The NY Times held a contest recently for people to make their best case for either veganism or meat-eating. In it one of the authors stated his case which I paraphrase here.
The reasons not to eat meat were all ethical. The ethical reasons of why NOT to eat meat are obvious: animals are raised and killed in cruel conditions; grain that could feed hungry people is fed to animals; the need for pasture fuels deforestation; and by eating meat, one is implicated in the killing of a sentient being.
The best this author could muster is that eating meat raised in some specific circumstances is ethical just as eating vegetables raised in some circumstances is unethical.
Aldo Leopold’s summarizes his land ethic: “A thing is right when it tends to preserve the integrity, stability and beauty of the biotic community. It is wrong when it tends otherwise.” This argument boils down to the concept that eating a cow that is raised on grassy plains and contributes to his surroundings in a natural way and is slaughtered in a natural way could be more ethical than dedicating land to raising soybeans then packaging them and using fossil fuels to ship them to the store.
The argument is that probably 99.9% of current meat-eating is unethical that meat-eating isn’t inherently unethical.

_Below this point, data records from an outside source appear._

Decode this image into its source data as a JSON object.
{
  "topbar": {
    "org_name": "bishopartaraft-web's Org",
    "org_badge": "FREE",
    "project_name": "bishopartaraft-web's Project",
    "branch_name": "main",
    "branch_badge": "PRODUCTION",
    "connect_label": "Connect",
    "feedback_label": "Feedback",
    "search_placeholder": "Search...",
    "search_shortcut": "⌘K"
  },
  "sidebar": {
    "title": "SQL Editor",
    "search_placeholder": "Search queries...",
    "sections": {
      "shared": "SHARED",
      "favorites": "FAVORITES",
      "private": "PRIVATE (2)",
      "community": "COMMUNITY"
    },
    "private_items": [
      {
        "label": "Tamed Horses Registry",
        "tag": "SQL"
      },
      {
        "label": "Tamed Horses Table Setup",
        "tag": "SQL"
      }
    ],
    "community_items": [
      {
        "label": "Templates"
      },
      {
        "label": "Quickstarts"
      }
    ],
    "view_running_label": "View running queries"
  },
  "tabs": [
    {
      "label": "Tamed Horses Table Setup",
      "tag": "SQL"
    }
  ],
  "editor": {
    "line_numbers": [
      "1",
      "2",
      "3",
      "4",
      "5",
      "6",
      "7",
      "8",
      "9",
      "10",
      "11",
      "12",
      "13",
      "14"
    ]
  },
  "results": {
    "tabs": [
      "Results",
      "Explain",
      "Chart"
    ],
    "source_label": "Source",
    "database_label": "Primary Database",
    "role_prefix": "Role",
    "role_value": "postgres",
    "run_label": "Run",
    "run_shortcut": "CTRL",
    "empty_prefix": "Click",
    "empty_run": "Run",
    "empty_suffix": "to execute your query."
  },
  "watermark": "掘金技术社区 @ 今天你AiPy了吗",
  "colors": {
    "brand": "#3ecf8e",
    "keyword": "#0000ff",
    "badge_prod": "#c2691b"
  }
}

That our ancestors roaming the plains with rocks and eating meat to survive by killing animals with their own hands wasn’t unethical. It’s an interesting argument and one that I could see myself largely agreeing with if it wasn’t so obviously missing the point that it is precisely the 99.9% of unethical meat-production that the literature on ethical treatment of animals is focused on. It’s hard to even get to whether it’s ethical to slaughter a sentient being to eat when it’s so unnecessary to do so.
In fact the issue we’re really talking about in the modern world isn’t whether it’s ethical to slaughter an animal — it’s whether it’s ethical to bring an animal into the world for the sole and express purpose of slaughtering it and intentionally mistreating that animal for the entirety of its miserable life.
Personally I think the answer to that question is clear.